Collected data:
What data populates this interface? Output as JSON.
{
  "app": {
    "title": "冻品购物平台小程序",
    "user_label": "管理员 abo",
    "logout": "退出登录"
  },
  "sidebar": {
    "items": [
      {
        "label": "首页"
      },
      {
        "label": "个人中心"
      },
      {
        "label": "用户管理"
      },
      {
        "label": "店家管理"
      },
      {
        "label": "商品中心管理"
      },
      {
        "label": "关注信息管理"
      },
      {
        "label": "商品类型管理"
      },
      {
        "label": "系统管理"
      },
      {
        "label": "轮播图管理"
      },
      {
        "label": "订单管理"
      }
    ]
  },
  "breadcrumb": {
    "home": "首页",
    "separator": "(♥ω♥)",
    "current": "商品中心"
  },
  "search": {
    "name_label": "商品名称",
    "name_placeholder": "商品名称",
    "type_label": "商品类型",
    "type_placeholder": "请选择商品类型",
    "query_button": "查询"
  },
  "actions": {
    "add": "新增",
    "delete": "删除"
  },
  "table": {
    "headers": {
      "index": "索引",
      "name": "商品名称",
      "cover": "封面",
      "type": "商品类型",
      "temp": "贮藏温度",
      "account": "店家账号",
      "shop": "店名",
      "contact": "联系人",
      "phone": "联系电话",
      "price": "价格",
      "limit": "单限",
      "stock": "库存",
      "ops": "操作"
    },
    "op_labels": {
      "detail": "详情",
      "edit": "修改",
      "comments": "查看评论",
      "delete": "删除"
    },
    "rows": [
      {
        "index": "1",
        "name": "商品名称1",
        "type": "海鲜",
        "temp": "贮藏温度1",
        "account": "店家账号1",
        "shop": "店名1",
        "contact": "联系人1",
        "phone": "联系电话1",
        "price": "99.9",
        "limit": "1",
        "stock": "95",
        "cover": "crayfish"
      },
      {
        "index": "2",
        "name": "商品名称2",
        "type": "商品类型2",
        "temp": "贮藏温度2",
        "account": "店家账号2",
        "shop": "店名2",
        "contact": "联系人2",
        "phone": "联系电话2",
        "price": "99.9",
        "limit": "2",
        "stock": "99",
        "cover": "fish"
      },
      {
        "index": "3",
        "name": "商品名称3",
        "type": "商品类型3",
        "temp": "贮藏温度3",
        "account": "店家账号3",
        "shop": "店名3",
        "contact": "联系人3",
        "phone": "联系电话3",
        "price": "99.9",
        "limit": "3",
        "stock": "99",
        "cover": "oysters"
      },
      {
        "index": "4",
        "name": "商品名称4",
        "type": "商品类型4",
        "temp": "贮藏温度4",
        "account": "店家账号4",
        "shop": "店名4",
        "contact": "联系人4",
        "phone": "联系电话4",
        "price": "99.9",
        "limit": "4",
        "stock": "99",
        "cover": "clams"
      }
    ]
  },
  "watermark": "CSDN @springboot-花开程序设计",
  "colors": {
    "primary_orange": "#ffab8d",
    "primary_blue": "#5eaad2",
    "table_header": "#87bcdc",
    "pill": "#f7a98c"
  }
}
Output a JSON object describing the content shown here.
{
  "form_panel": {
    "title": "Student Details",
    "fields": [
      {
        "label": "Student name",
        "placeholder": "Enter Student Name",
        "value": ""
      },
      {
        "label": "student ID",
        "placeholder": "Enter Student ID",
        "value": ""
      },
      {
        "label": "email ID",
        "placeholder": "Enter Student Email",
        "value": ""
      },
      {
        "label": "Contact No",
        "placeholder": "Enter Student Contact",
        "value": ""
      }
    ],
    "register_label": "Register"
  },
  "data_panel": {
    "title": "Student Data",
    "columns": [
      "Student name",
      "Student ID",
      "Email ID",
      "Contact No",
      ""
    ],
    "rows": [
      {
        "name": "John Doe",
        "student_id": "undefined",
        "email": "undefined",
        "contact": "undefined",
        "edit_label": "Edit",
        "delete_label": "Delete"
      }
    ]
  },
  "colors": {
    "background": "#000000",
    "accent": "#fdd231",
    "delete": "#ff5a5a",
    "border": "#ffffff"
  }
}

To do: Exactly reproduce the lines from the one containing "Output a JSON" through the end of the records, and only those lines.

Result below:
Output a JSON object describing the content shown here.
{
  "form_panel": {
    "title": "Student Details",
    "fields": [
      {
        "label": "Student name",
        "placeholder": "Enter Student Name",
        "value": ""
      },
      {
        "label": "student ID",
        "placeholder": "Enter Student ID",
        "value": ""
      },
      {
        "label": "email ID",
        "placeholder": "Enter Student Email",
        "value": ""
      },
      {
        "label": "Contact No",
        "placeholder": "Enter Student Contact",
        "value": ""
      }
    ],
    "register_label": "Register"
  },
  "data_panel": {
    "title": "Student Data",
    "columns": [
      "Student name",
      "Student ID",
      "Email ID",
      "Contact No",
      ""
    ],
    "rows": [
      {
        "name": "John Doe",
        "student_id": "undefined",
        "email": "undefined",
        "contact": "undefined",
        "edit_label": "Edit",
        "delete_label": "Delete"
      }
    ]
  },
  "colors": {
    "background": "#000000",
    "accent": "#fdd231",
    "delete": "#ff5a5a",
    "border": "#ffffff"
  }
}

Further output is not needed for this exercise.